Provided records:
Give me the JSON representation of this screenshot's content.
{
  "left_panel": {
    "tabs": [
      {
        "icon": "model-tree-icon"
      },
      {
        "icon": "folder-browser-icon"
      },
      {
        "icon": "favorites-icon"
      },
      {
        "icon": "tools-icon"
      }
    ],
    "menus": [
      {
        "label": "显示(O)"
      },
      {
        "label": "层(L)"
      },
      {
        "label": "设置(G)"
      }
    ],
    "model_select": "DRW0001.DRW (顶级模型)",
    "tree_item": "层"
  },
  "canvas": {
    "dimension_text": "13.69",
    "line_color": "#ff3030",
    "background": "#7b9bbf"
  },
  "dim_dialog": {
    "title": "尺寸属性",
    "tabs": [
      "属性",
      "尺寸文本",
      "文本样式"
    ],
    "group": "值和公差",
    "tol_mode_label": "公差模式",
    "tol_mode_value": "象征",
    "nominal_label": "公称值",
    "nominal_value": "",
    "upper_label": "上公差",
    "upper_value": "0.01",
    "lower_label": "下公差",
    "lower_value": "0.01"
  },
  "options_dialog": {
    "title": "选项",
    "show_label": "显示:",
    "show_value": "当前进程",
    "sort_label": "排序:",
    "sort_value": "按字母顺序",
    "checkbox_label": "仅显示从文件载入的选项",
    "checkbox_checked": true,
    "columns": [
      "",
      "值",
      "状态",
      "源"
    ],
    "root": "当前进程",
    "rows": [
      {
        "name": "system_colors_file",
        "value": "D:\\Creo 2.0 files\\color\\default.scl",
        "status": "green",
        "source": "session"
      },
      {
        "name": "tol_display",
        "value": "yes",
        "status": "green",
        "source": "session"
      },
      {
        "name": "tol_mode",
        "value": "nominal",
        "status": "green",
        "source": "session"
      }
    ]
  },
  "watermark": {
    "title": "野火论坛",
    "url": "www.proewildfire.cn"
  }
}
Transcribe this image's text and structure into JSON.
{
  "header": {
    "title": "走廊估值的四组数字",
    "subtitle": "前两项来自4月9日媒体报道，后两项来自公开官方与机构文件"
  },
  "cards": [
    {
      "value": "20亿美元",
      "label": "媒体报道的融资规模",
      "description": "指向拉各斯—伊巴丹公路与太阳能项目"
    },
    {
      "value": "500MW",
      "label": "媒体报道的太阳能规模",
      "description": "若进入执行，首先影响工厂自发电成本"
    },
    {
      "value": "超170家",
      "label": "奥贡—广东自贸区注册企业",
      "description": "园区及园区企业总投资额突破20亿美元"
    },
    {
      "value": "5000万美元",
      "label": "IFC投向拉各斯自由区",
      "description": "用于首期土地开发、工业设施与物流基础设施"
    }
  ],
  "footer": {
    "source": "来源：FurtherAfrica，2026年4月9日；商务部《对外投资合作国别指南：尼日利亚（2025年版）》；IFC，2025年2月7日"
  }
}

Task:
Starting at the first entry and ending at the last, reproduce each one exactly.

Response area:
Give me the JSON representation of this screenshot's content.
{
  "left_panel": {
    "tabs": [
      {
        "icon": "model-tree-icon"
      },
      {
        "icon": "folder-browser-icon"
      },
      {
        "icon": "favorites-icon"
      },
      {
        "icon": "tools-icon"
      }
    ],
    "menus": [
      {
        "label": "显示(O)"
      },
      {
        "label": "层(L)"
      },
      {
        "label": "设置(G)"
      }
    ],
    "model_select": "DRW0001.DRW (顶级模型)",
    "tree_item": "层"
  },
  "canvas": {
    "dimension_text": "13.69",
    "line_color": "#ff3030",
    "background": "#7b9bbf"
  },
  "dim_dialog": {
    "title": "尺寸属性",
    "tabs": [
      "属性",
      "尺寸文本",
      "文本样式"
    ],
    "group": "值和公差",
    "tol_mode_label": "公差模式",
    "tol_mode_value": "象征",
    "nominal_label": "公称值",
    "nominal_value": "",
    "upper_label": "上公差",
    "upper_value": "0.01",
    "lower_label": "下公差",
    "lower_value": "0.01"
  },
  "options_dialog": {
    "title": "选项",
    "show_label": "显示:",
    "show_value": "当前进程",
    "sort_label": "排序:",
    "sort_value": "按字母顺序",
    "checkbox_label": "仅显示从文件载入的选项",
    "checkbox_checked": true,
    "columns": [
      "",
      "值",
      "状态",
      "源"
    ],
    "root": "当前进程",
    "rows": [
      {
        "name": "system_colors_file",
        "value": "D:\\Creo 2.0 files\\color\\default.scl",
        "status": "green",
        "source": "session"
      },
      {
        "name": "tol_display",
        "value": "yes",
        "status": "green",
        "source": "session"
      },
      {
        "name": "tol_mode",
        "value": "nominal",
        "status": "green",
        "source": "session"
      }
    ]
  },
  "watermark": {
    "title": "野火论坛",
    "url": "www.proewildfire.cn"
  }
}
Transcribe this image's text and structure into JSON.
{
  "header": {
    "title": "走廊估值的四组数字",
    "subtitle": "前两项来自4月9日媒体报道，后两项来自公开官方与机构文件"
  },
  "cards": [
    {
      "value": "20亿美元",
      "label": "媒体报道的融资规模",
      "description": "指向拉各斯—伊巴丹公路与太阳能项目"
    },
    {
      "value": "500MW",
      "label": "媒体报道的太阳能规模",
      "description": "若进入执行，首先影响工厂自发电成本"
    },
    {
      "value": "超170家",
      "label": "奥贡—广东自贸区注册企业",
      "description": "园区及园区企业总投资额突破20亿美元"
    },
    {
      "value": "5000万美元",
      "label": "IFC投向拉各斯自由区",
      "description": "用于首期土地开发、工业设施与物流基础设施"
    }
  ],
  "footer": {
    "source": "来源：FurtherAfrica，2026年4月9日；商务部《对外投资合作国别指南：尼日利亚（2025年版）》；IFC，2025年2月7日"
  }
}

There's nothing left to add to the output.